Flavors: Cedar, Cinnamon, Wet Wood
I think I’ll call this one the coffee experience. Or perhaps the Guinness experience. This is my first tea from the Bo You factory. It is now my current favorite. I am steeping it quite strong, and get a brew that is like coffee – slightly bitter, though smooth underneath, strong, and with chocolate undertones. It is a real keeper, and a bargain at just $20 from Yunnan Sourcing, though it is only available at their China site. I’m going to try the 2011 version as well to see how it stacks up. As mrmopar noted in a review of another Bo You tea, this coffee type flavor may be typical of this factory.
I got this one about a year and a-half ago and it’s only getting better. It has such a rich roundness with just a hint of sweetness.
Lot’s of cooked pu-ers have a kind of tobacco, wet cardboard, with essence of molasses taste. After having drunk some richer varieties, and perhaps with age, the tobacco notes have become more attenuated. There is no sign of errant fishiness with this cake. The cha-qi might clock in at about a 6 on a scale of 1-10. It’s a grounding tea, a winter tea, something that would go most excellently with rich meals, like after all those sweet yams and turkey on Thanksgiving. It’s an top-notch aid to digestion.
As for brewing, I have two ways of going about it. The first is the technical pu-er fashion by giving it only a minute or so and pouring into a pitcher, but in the winter I like my tea hot, so I place a chunk into my 20oz thermos and drink at will. About half-way in, I’ll add more hot water, as the strength and quality of this Bo-you can more than accommodate 30-40oz of water. Maybe my serving size is bigger than 5g., but not much bigger. The tea is just that good.
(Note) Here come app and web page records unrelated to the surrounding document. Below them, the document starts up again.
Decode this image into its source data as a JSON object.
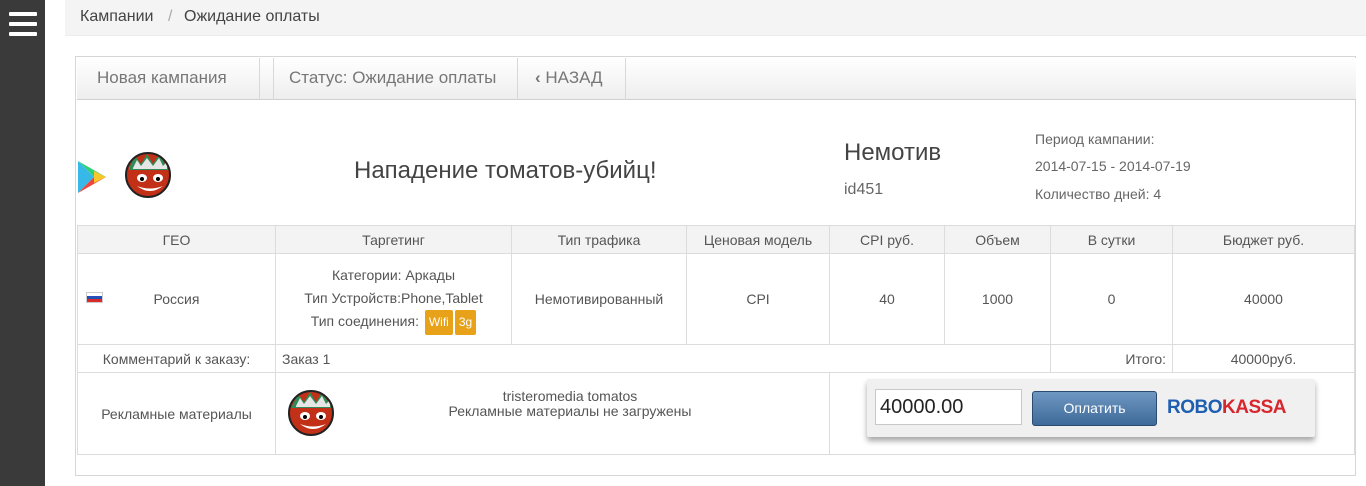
{
  "breadcrumb": {
    "root": "Кампании",
    "separator": "/",
    "current": "Ожидание оплаты"
  },
  "toolbar": {
    "new_campaign": "Новая кампания",
    "status_label": "Статус:",
    "status_value": "Ожидание оплаты",
    "back_icon": "‹",
    "back_label": "НАЗАД"
  },
  "campaign": {
    "title": "Нападение томатов-убийц!",
    "store_icon": "google-play-icon",
    "motivation": "Немотив",
    "id": "id451",
    "period_label": "Период кампании:",
    "period": "2014-07-15 - 2014-07-19",
    "days_label": "Количество дней:",
    "days": "4"
  },
  "table": {
    "headers": [
      "ГЕО",
      "Таргетинг",
      "Тип трафика",
      "Ценовая модель",
      "CPI руб.",
      "Объем",
      "В сутки",
      "Бюджет руб."
    ],
    "row": {
      "geo": "Россия",
      "targeting_categories": "Категории: Аркады",
      "targeting_devices": "Тип Устройств:Phone,Tablet",
      "targeting_connection": "Тип соединения:",
      "connection_badges": [
        "Wifi",
        "3g"
      ],
      "traffic_type": "Немотивированный",
      "price_model": "CPI",
      "cpi": "40",
      "volume": "1000",
      "per_day": "0",
      "budget": "40000"
    },
    "comment_label": "Комментарий к заказу:",
    "comment": "Заказ 1",
    "total_label": "Итого:",
    "total": "40000руб.",
    "materials_label": "Рекламные материалы",
    "materials_name": "tristeromedia tomatos",
    "materials_status": "Рекламные материалы не загружены"
  },
  "payment": {
    "amount": "40000.00",
    "pay_button": "Оплатить",
    "provider_part1": "ROBO",
    "provider_part2": "KASSA"
  },
  "colors": {
    "sidebar": "#3a3a3a",
    "badge": "#e8a21a",
    "robo_blue": "#1f5fb0",
    "kassa_red": "#d8262e",
    "button": "#4f7aa8"
  }
}
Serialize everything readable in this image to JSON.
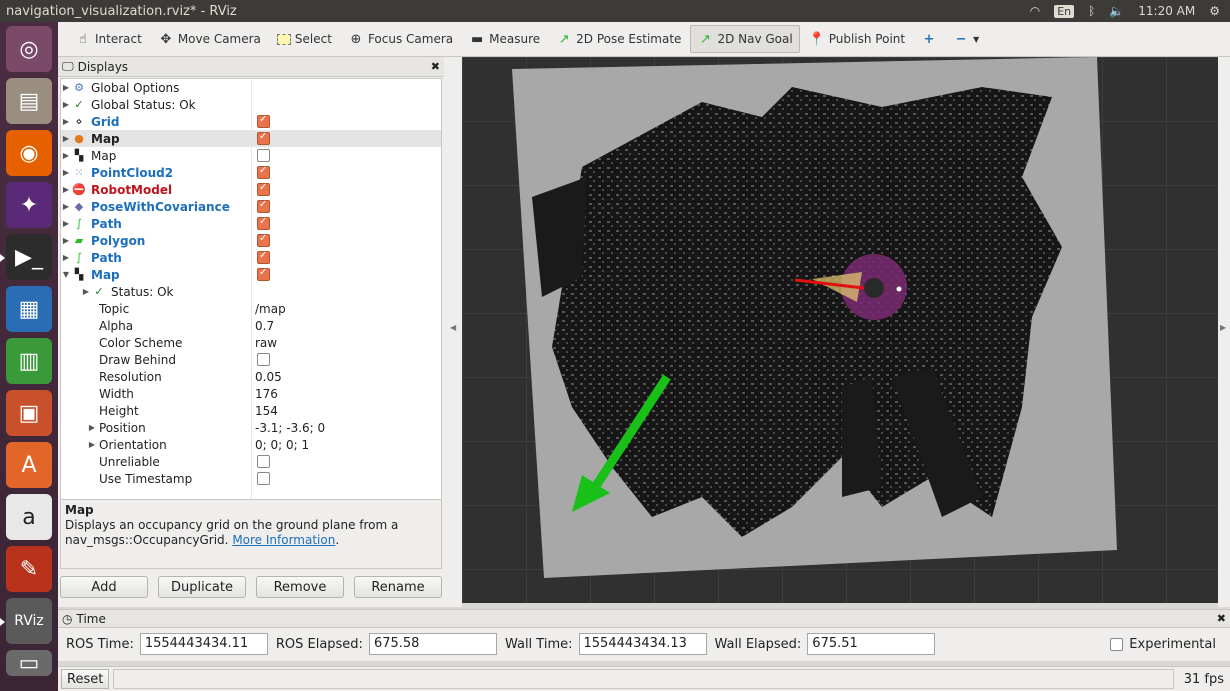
{
  "window": {
    "title": "navigation_visualization.rviz* - RViz"
  },
  "tray": {
    "lang": "En",
    "clock": "11:20 AM"
  },
  "toolbar": {
    "interact": "Interact",
    "move_camera": "Move Camera",
    "select": "Select",
    "focus_camera": "Focus Camera",
    "measure": "Measure",
    "pose_estimate": "2D Pose Estimate",
    "nav_goal": "2D Nav Goal",
    "publish_point": "Publish Point"
  },
  "displays": {
    "title": "Displays",
    "items": [
      {
        "label": "Global Options"
      },
      {
        "label": "Global Status: Ok"
      },
      {
        "label": "Grid",
        "checked": true
      },
      {
        "label": "Map",
        "checked": true
      },
      {
        "label": "Map",
        "checked": false
      },
      {
        "label": "PointCloud2",
        "checked": true
      },
      {
        "label": "RobotModel",
        "checked": true
      },
      {
        "label": "PoseWithCovariance",
        "checked": true
      },
      {
        "label": "Path",
        "checked": true
      },
      {
        "label": "Polygon",
        "checked": true
      },
      {
        "label": "Path",
        "checked": true
      },
      {
        "label": "Map",
        "checked": true
      }
    ],
    "props": [
      {
        "label": "Status: Ok",
        "value": ""
      },
      {
        "label": "Topic",
        "value": "/map"
      },
      {
        "label": "Alpha",
        "value": "0.7"
      },
      {
        "label": "Color Scheme",
        "value": "raw"
      },
      {
        "label": "Draw Behind",
        "value": ""
      },
      {
        "label": "Resolution",
        "value": "0.05"
      },
      {
        "label": "Width",
        "value": "176"
      },
      {
        "label": "Height",
        "value": "154"
      },
      {
        "label": "Position",
        "value": "-3.1; -3.6; 0"
      },
      {
        "label": "Orientation",
        "value": "0; 0; 0; 1"
      },
      {
        "label": "Unreliable",
        "value": ""
      },
      {
        "label": "Use Timestamp",
        "value": ""
      }
    ],
    "description": {
      "title": "Map",
      "text": "Displays an occupancy grid on the ground plane from a nav_msgs::OccupancyGrid.",
      "link": "More Information"
    },
    "buttons": {
      "add": "Add",
      "duplicate": "Duplicate",
      "remove": "Remove",
      "rename": "Rename"
    }
  },
  "time": {
    "title": "Time",
    "ros_time_label": "ROS Time:",
    "ros_time": "1554443434.11",
    "ros_elapsed_label": "ROS Elapsed:",
    "ros_elapsed": "675.58",
    "wall_time_label": "Wall Time:",
    "wall_time": "1554443434.13",
    "wall_elapsed_label": "Wall Elapsed:",
    "wall_elapsed": "675.51",
    "experimental": "Experimental"
  },
  "status": {
    "reset": "Reset",
    "fps": "31 fps"
  }
}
This is my first Boyou cake and I find it to be very smooth and sweet with a dark brew almost like a cup of coffee. I am really enjoying the smoothness of this tea. It is made from material from 2008 and I would guess pretty heavily fermented from the color of the brew. I think this would be an excellent tea for a first timer. There is none of the fermented taste that you find in some other shu. This tea has been allowed to breathe to get rid of this aspect. brew at 210 with a 10 second rinse and a 10 second steep on the first cup. Overall a pretty good tea.
this tea was my first puerh, and when it arrived today, I opened the bamboo leaf and was attacked by the wonderful aroma. It smells like sweet iced tea, but I haven’t really tasted it yet, because the brew is incredibly hot, and the liquors color is similar to a reddish coffee. I would most definitetley buy more.